#### What the task asks
Reproduce the data that follows precisely.

[[ Task material open ]]

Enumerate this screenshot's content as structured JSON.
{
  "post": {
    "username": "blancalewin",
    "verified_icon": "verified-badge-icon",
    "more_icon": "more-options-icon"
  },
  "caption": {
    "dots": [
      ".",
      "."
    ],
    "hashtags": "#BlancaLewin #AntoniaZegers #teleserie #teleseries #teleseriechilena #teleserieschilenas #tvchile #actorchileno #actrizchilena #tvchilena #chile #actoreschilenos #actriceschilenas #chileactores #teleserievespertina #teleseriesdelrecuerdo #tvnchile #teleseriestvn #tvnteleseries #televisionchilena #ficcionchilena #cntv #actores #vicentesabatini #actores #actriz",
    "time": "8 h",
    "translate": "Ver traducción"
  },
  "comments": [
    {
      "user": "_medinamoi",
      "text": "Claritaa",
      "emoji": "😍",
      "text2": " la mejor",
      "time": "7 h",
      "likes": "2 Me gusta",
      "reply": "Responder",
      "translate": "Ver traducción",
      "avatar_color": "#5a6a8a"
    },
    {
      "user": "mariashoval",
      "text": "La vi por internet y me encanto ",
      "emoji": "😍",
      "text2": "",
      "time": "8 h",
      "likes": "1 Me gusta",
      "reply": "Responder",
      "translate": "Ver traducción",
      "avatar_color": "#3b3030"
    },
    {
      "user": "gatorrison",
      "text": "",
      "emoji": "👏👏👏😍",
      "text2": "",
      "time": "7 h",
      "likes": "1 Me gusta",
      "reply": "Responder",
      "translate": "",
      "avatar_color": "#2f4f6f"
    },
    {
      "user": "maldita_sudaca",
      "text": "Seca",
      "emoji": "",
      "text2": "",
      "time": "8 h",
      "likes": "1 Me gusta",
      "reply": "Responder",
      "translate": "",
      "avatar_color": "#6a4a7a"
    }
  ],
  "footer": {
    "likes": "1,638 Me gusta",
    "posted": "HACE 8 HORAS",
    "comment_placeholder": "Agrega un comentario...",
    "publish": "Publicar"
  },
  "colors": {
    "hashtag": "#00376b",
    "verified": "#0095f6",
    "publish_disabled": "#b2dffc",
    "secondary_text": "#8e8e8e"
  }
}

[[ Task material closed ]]

#### Your solution
Enumerate this screenshot's content as structured JSON.
{
  "post": {
    "username": "blancalewin",
    "verified_icon": "verified-badge-icon",
    "more_icon": "more-options-icon"
  },
  "caption": {
    "dots": [
      ".",
      "."
    ],
    "hashtags": "#BlancaLewin #AntoniaZegers #teleserie #teleseries #teleseriechilena #teleserieschilenas #tvchile #actorchileno #actrizchilena #tvchilena #chile #actoreschilenos #actriceschilenas #chileactores #teleserievespertina #teleseriesdelrecuerdo #tvnchile #teleseriestvn #tvnteleseries #televisionchilena #ficcionchilena #cntv #actores #vicentesabatini #actores #actriz",
    "time": "8 h",
    "translate": "Ver traducción"
  },
  "comments": [
    {
      "user": "_medinamoi",
      "text": "Claritaa",
      "emoji": "😍",
      "text2": " la mejor",
      "time": "7 h",
      "likes": "2 Me gusta",
      "reply": "Responder",
      "translate": "Ver traducción",
      "avatar_color": "#5a6a8a"
    },
    {
      "user": "mariashoval",
      "text": "La vi por internet y me encanto ",
      "emoji": "😍",
      "text2": "",
      "time": "8 h",
      "likes": "1 Me gusta",
      "reply": "Responder",
      "translate": "Ver traducción",
      "avatar_color": "#3b3030"
    },
    {
      "user": "gatorrison",
      "text": "",
      "emoji": "👏👏👏😍",
      "text2": "",
      "time": "7 h",
      "likes": "1 Me gusta",
      "reply": "Responder",
      "translate": "",
      "avatar_color": "#2f4f6f"
    },
    {
      "user": "maldita_sudaca",
      "text": "Seca",
      "emoji": "",
      "text2": "",
      "time": "8 h",
      "likes": "1 Me gusta",
      "reply": "Responder",
      "translate": "",
      "avatar_color": "#6a4a7a"
    }
  ],
  "footer": {
    "likes": "1,638 Me gusta",
    "posted": "HACE 8 HORAS",
    "comment_placeholder": "Agrega un comentario...",
    "publish": "Publicar"
  },
  "colors": {
    "hashtag": "#00376b",
    "verified": "#0095f6",
    "publish_disabled": "#b2dffc",
    "secondary_text": "#8e8e8e"
  }
}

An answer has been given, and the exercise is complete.